After Wrocław we took the train to Kraków. Kraków was cold. That did mean, however, that the clouds cleared and snow started to fall.
I don’t always like snow. I like snow when you can ski on it, or have the time to make a snowman and have a snowball fight, followed by an indoor hot chocolate to warm up.
Snow when you have to go to work is a whole different snowball game (I’m so lame, I’m sorry). Especially in the UK. An inch of snow and everything becomes chaos. Trains stop running. Schools close. Food runs low and children run wild, until we eventually bow to the higher power and recognise the squirrels as our leaders. I’m serious. Snow days are wild in England.
But holiday snow is fun. There’s no fixed commute to be disrupted or set plans to go awry. We woke up, it was solidly in the negative degrees and there was snow everywhere with a clear blue sky. These are the days when I like winter, though my toes disagreed with me pretty strongly by the afternoon.
After a pancake breakfast, Jake, Alinka and I split off from Jake’s parents to head over to Kraków’s castle complex, Wawel, containing both the Royal Castle and the Royal Cathedral.
Jake and Linky were very patient as I dragged out the walk with endless snowy snaps. But guys – snow on trees, diamond glints all over the fresh snow, footprints pressed into the powder. It was too good to miss for a reasonable walking pace. The centuries old castle would still be there if we arrived ten minutes later than planned. After two days of clouds and the prospect of heavy editing in my future, Kraków covered in a fresh dusting was a dream. The whole day was characterised by me trying not to lose the rest of the group while also trying to give these photos the patience they deserved.
After taking a great snow picture I was then confronted with having to run in the snow in order to catch up with everyone. Art is risky, guys – but I only fell once and nobody saw.
It was a great morning to head up to the castle complex, as it’s situated on a limestone outcrop overlooking the city. As we walked up toward the castle, I looked around.
“It’s very snowska this morning.”
“You know that’s not a Polish word, right?”
“Of course I do. But still, it’s very snowska.”
Turns out the critical mass of vocab I need in a new language before I feel comfortable bastardising it with made-up words for my own entertainment is about twelve words. I pity any child that learns English from me in the future.
Along with looking around the state rooms of the castle, we also climbed the bell tower of the Royal Cathedral, where Jake regaled us with stories of the times the bell has been rung. The dude likes big bells and he cannot lie. I am perfecting my “that’s so interesting” response that always earns me an unimpressed glare.
In general, our time in Kraków was spent in the typical fashion: at the stained glass museum, sitting on decommissioned trams in the museum of municipal engineering and having afternoon tea in a convent.
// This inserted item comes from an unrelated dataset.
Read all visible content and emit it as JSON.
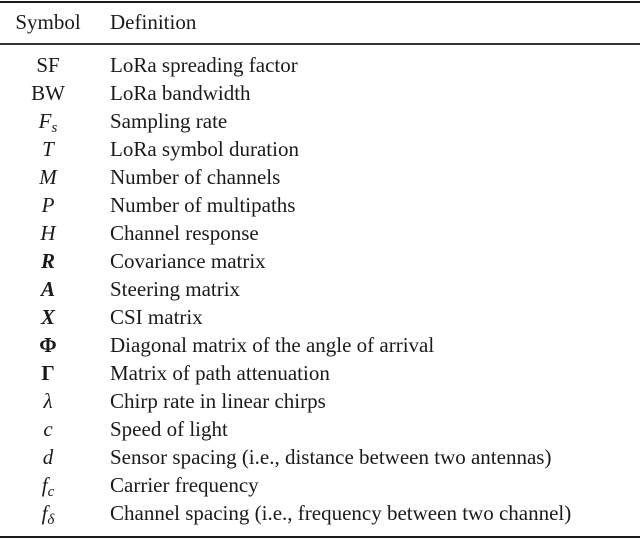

What, that isn’t how you would spend a weekend in Poland? Weird.
It was cold. When we left on Sunday evening, it was -8C. That’s like, nipple-freezing temperatures. Good thing I brought my thermal bra (just kidding, though hello new business idea). So yeah, some of our plans to walk around were usurped by the weather and replaced with indoor activities like stained glass workshop tours (surprisingly awesome) and a bookshop-café hybrid (unsurprisingly awesome). Also mulled wine stops. For the core temperature, of course.
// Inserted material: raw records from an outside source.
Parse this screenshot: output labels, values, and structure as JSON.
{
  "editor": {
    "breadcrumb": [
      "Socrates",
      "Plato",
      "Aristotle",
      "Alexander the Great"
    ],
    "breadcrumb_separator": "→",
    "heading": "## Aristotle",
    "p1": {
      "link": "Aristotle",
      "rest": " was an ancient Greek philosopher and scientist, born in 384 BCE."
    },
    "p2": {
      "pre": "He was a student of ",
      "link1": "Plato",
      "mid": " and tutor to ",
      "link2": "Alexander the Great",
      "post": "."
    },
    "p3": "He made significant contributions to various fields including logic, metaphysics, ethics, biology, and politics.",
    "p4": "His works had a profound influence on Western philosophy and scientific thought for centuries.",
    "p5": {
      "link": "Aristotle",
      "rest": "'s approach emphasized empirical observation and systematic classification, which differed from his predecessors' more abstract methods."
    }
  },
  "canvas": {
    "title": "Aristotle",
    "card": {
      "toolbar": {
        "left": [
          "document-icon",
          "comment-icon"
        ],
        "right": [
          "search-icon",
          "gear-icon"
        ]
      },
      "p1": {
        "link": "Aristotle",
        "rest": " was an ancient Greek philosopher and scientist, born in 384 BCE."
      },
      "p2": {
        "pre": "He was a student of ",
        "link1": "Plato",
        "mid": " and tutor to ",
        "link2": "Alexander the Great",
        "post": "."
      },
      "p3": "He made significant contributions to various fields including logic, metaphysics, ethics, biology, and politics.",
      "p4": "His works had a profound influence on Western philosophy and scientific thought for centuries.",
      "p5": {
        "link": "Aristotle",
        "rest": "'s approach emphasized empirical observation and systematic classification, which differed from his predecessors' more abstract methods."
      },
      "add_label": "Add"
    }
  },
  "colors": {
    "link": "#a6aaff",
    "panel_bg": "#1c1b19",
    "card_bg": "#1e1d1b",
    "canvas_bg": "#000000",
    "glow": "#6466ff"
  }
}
We finished up back in the old square, the hub of any old European city. We’d criss-crossed through the square at various points throughout the weekend, dipping into St Mary’s Basilica to both avoid the cold and marvel at how much gold it cost the Catholics to get into God’s good books, followed up by another oscypek hit. Also, churros, that classic Polish delicacy. Some delicious items must transcend cultural authenticity. Regardless of which city I’m in, if I ever turn down a churro, you’ll know that I’ve gone to the bad place.
Although the snow had made the whole day somewhat more atmospheric than our previous day in Polska, the lights still made the evening the most picturesque time. Also Kraków is full of actual horses pulling actual carriages, so it might be the 1800s, just with waffles and iPhone selfies. It’s almost a joke how much it is what I imagine Americans think Christmas in Europe looks like. It could be the setting for the classic scene in every heartwarming bad Netflix Christmas film, where the prince and the commoner give out presents at the orphanage and the prince realises those weirds feelings in his stomach weren’t just indigestion but also emotions.
Just as the temperatures really started to plummet, and the wool coat on top of the down jacket, which was on top of the fleece, which was donned over a t-shirt, was no longer adequate for warmth, we ducked into a restaurant for our final Polish fare. I haven’t mentioned the food that much, but that’s only because I feel I need a whole post to explore how things that are so beige are so delicious.
A white pre-Christmas. Very snowska! Dziękuję Polska (that bit’s right. I have learned something).